London - Gold steadied on Tuesday as caution ahead of testimony from Federal Reserve chief Ben Bernanke later in the day curbed early gains made after a deadlock in the Italian elections sparked demand for bullion as a haven from risk.
European shares slid 1.1 percent and the dollar and safe-haven German bunds climbed in early trade after an inconclusive vote left Italy facing political stalemate and rekindled fears of a new euro zone debt crisis.
Although gold has tended to trend in line with stocks and against the dollar this year, it rose above $1,600 an ounce early in the day as it recovered some haven appeal in its own right. It has struggled to maintain those gains, however.

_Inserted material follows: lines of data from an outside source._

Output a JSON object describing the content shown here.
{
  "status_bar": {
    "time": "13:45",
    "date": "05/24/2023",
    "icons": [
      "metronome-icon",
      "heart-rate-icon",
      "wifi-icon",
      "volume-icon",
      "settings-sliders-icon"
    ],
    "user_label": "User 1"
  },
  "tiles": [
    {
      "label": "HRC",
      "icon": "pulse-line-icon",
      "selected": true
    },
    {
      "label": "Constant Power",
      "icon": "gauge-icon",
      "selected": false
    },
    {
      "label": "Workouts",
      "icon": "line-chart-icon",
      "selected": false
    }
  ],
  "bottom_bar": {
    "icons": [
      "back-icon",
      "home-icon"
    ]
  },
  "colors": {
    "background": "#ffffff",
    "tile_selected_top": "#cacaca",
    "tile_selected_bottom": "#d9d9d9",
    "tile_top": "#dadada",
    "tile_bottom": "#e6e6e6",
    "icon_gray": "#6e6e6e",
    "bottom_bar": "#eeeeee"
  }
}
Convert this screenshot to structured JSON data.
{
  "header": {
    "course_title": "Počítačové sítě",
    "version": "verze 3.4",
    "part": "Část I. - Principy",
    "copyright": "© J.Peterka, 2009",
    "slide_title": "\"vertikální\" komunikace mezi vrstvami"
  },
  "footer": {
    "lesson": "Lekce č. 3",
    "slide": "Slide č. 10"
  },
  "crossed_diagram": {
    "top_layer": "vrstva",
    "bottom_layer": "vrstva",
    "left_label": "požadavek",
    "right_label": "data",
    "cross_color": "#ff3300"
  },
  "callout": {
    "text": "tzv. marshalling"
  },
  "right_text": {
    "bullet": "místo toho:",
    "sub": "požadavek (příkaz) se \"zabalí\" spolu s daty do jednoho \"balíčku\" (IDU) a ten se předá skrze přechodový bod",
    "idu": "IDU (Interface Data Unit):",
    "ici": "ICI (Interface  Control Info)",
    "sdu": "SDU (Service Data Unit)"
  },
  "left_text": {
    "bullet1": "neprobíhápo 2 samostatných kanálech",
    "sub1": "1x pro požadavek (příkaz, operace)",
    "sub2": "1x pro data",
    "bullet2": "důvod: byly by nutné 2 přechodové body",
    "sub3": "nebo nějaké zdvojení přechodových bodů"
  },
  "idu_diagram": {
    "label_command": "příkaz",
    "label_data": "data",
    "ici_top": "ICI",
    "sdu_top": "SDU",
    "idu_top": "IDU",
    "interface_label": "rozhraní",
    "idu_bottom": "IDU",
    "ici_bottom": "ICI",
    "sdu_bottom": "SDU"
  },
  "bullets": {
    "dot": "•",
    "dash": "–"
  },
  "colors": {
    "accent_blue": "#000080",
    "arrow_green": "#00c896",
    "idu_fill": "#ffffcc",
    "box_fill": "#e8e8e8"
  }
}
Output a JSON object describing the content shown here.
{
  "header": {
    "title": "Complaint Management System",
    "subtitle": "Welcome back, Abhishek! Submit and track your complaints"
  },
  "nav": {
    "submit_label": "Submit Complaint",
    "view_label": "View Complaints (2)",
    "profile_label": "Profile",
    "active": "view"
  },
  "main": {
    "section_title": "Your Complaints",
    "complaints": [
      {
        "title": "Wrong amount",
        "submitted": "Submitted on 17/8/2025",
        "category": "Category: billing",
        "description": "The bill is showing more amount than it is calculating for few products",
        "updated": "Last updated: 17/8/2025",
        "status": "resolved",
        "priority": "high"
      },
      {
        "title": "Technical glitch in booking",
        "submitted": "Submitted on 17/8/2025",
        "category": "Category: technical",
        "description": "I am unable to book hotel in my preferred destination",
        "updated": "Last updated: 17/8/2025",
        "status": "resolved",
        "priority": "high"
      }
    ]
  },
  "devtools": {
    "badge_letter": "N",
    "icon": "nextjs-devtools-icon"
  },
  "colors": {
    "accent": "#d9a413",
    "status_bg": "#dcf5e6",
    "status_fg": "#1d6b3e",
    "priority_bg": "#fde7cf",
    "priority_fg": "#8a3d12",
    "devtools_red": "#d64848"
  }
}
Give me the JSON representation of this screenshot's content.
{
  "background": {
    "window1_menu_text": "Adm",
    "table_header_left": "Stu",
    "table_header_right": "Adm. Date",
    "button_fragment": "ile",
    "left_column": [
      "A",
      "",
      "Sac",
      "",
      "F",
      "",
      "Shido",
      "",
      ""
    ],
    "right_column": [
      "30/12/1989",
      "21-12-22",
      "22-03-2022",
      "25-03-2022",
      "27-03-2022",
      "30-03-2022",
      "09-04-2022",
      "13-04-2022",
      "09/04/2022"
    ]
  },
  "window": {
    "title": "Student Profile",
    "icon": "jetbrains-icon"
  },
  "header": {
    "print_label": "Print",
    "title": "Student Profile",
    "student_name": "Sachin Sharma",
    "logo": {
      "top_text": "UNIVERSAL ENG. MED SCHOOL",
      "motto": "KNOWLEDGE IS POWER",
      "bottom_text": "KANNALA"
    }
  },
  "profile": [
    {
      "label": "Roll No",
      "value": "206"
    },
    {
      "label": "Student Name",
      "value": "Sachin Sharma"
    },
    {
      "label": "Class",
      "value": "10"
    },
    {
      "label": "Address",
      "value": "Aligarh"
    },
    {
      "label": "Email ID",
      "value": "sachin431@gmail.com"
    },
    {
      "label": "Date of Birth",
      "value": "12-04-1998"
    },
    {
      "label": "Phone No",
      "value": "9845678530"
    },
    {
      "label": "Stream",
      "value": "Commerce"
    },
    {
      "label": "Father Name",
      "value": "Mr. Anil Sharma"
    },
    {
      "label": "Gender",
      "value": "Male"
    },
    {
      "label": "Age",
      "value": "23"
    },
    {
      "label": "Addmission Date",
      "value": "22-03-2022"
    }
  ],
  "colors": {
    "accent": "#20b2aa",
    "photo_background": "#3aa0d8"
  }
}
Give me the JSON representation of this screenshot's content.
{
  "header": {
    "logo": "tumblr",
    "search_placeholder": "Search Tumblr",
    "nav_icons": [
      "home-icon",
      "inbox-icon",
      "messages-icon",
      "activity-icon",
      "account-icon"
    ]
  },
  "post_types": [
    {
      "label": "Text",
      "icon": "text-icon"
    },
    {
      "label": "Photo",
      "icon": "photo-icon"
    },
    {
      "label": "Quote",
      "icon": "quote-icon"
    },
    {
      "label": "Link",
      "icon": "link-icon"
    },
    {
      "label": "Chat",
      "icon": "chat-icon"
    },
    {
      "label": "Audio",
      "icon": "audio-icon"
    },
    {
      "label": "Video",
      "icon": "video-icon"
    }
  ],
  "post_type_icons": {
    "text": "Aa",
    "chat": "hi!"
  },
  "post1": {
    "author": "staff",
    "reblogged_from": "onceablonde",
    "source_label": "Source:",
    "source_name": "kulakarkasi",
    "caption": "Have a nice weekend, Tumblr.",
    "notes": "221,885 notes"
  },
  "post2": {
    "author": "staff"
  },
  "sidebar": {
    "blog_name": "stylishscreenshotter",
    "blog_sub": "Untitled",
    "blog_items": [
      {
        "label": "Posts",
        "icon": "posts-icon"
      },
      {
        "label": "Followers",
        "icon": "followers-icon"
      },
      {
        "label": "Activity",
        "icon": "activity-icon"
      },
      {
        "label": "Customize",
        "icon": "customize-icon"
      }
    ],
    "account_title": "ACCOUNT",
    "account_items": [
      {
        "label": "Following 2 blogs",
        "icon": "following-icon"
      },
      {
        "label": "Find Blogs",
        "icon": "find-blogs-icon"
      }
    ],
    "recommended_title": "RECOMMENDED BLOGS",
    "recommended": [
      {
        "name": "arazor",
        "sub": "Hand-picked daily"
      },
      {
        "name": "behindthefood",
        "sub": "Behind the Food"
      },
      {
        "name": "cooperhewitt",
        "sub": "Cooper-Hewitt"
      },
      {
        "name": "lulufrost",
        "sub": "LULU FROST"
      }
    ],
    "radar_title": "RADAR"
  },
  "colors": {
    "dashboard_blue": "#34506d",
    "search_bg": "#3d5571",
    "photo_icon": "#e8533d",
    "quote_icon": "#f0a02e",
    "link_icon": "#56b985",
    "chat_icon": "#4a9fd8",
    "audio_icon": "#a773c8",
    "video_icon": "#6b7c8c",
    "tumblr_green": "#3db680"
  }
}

Spot gold was little changed at $1,593.05 an ounce at 14:37 SA time, after touching a high of $1,601.80 in earlier trade.
US gold futures for April delivery were up $6.60 an ounce at $1,593.20, off a peak of $1,602.30.
“(Gold) seems to have rekindled its safe haven qualities,” Saxo Bank vice president Ole Hansen said. “But whether it will last for long probably depends on Bernanke this afternoon.”
“On average, I would think his statement will be gold supportive as an offset from the recent (Fed) meetings,” he said. “I'm looking for 1,605, followed by 1,620-25, as major levels of resistance.”
Italy faced political turmoil on Tuesday after a stunning election that saw the anti-establishment 5-Star Movement of comedian Beppe Grillo become the strongest party in the country, but left no group with a clear majority in parliament.
Former prime minister Silvio Berlusconi indicated his centre-right party might be open to a grand coalition with the centre-left bloc of Pier Luigi Bersani, which will have a majority in the lower house.
“(The) Italian elections have been the first of the 2013 scheduled event risks to blow a hole in risk appetite. That the anti-establishment 5 Star movement was the party to win the single largest share of the vote proves a sharp reminder to Brussels that fiscal austerity can potentially be undone with a popular vote,” Dutch bank ING said in a note.
“The lack of a clear winner in Italy and the unlikely return of a national solidarity government... should demand a higher risk premium of euro zone assets and some safe-haven support to the dollar.”
Traders are gearing up for the first of two days of Fed chairman Ben Bernanke's congressional testimony, which will heavily scrutinise the Fed's controversial bond-buying programme and gauge his confidence in the resilience of the US economy.
“Any rally (in gold) will be contingent on Bernanke's testimony tonight, with a dovish statement likely to support gold above the $1,600 an ounce level,” ANZ said in a note.
Hints from the Fed that some members are becoming uncomfortable with its current ultra-loose monetary policy have hurt gold prices this year.
Investment interest in the metal has been weak. The world's largest gold-backed exchange-traded fund, New York's SPDR Gold Trust, reported its fourth successive daily outflow on Monday, of 7.8 tonnes.
That took its week-on-week decline to more than 50 tonnes.
Goldman Sachs cut its 2013 gold price forecast to $1,600 an ounce from $1,810 an ounce, saying the metal's recent price drop and an increase in US real interest rates have led it to bring forward its projections for a decline in the metal.
If that projection proves accurate, it will mark the first year gold has recorded a lower average price year-on-year since 2001, when its record-breaking 12-year bull run began.
Among other precious metals, platinum dipped into a discount to gold for the first time in over a month as it slid to a seven-week low at $1,577.49 an ounce. Heightened risk aversion is hurting industrial commodities like the autocatalyst metal.
Analysts say its rally to 17-month highs earlier this month had also left it overstretched.
Spot platinum was down 0.5 percent at $1,596.24 an ounce, while spot palladium was flat at $733.22 an ounce. Silver was down 0.6 percent at $28.85 an ounce. - Reuters